It would not be U.S. immigration law if there were not constant changes to procedures and policies. This H-1B cap season is no different, and there are four key issues to be aware of this year when assessing H-1B cap filings.

H-1B Cap Registration System

In accordance with President Trump's "Buy American/Hire American" executive order, DHS recently announced a proposed rule that would require petitioners seeking to file H-1B cap-subject petitions to first electronically register with USCIS during a designated registration period.  Under the proposed rule, USCIS would also switch the order in which the Regular Cap and Master's Degree Cap are selected-the change would have the Regular Cap lottery process go first.

The comment period for this proposed rule just ended and it has not been finalized. Based on timing and overall implementation needs if this rules is passed, I do not anticipate any registration system in place for this year.

Government Shutdown

The government shutdown remains in place with no end in sight. Immigration issues are at the forefront of this political stand-off, but H-1B cap filings are not affected.

USCIS remains largely unaffected because it is a fee-based system. The Service Centers and local USCIS offices remain in operation and will continue to accept filings.

While a shutdown would normally affect H-1B filings because the DOL would not be issuing Labor Condition Applications (LCAs), it is not an issue right now because previously on September 28, 2018, President Trump signed an omnibus appropriations bill funding DOL through the end of September 30, 2019.

The DOL is open to process LCAs and USCIS is open to accept and adjudicate H-1B cap filings.

New Rules Affecting Unlawful Presence Considerations for F-1 Students

One new area of scrutiny that was clear to see with H-1B cap filings last year was a focus on F-1 individuals maintaining their status. USCIS issued RFEs (Request for Evidence) asking for proof of continual employment for F-1s working under OPT and proof that their Curricular Practical Training (CPT) complied with regulations. In short, USCIS was digging deep to see if the F-1 individual had violated any maintenance of status rules.

F-1s are under additional scrutiny now as a new rule changes how they may start to accrue unlawful presence. Attorneys need to fully review an individual’s complete F-1 history to ensure there are no maintenance of status issues that could affect a change of status request to H-1B status.        

USCIS Exercising Discretion to Deny H-1B Cap Filings Without Issuing an RFE

One recent USCIS policy update in 2018 underscores the hyper-aggressive tact the Department of Homeland Security (DHS) is taking with its adjudications through USCIS.

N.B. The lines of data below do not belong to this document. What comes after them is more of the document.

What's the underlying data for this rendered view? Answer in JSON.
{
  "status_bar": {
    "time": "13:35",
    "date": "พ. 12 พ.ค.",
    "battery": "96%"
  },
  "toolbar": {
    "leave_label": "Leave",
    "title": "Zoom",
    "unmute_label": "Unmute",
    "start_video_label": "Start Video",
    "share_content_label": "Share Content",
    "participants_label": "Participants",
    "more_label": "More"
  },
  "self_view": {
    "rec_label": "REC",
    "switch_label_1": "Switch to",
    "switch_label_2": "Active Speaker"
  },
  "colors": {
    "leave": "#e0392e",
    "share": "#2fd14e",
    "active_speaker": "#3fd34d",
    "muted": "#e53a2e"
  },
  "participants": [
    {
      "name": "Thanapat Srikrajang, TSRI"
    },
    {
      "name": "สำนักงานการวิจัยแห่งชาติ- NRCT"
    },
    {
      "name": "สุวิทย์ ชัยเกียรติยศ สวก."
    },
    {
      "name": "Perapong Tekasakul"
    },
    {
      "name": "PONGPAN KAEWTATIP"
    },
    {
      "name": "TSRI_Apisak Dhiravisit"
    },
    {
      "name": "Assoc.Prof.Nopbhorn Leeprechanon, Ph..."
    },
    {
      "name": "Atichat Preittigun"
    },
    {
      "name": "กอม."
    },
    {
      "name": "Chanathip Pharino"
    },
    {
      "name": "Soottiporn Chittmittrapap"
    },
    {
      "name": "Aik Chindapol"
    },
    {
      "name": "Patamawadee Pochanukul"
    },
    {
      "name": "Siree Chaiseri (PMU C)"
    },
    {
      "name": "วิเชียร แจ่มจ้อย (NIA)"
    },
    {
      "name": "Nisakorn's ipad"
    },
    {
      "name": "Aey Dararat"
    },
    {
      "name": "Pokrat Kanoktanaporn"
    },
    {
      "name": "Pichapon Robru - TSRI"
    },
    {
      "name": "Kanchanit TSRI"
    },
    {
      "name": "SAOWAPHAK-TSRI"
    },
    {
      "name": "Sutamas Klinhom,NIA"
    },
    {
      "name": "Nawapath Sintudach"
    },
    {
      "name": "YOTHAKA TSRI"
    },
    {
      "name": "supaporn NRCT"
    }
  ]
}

This policy update clarifies that USCIS has the authority to deny filings w/o the need to send a Request for Evidence (RFE) or Notice of Intent to Deny (NOID). USCIS routinely (even more routinely lately with H-1B filings) sends an RFE if they feel additional information or documentation is needed. Now, under this new policy, USCIS may deny cases w/o providing the petitioner the opportunity to address any specific concerns about the filing.

The prospect of not being afforded the opportunity to address an issue with USCIS before it chooses to deny a filing is unsettling.  Individual case strategies become more important as the immigration landscape continues to dramatically shift.




Disclaimer: The information in this post is provided for general informational purposes only, and may not reflect the current law in your jurisdiction. No information contained in this post should be construed as legal advice from our firm or the individual author, nor is it intended to be a substitute for legal counsel on any subject matter. No reader of this post should act or refrain from acting on the basis of any information included in, or accessible through, this post without seeking the appropriate legal or other professional advice on the particular facts and circumstances at issue from a lawyer licensed in the recipient’s state, country or other appropriate licensing jurisdiction.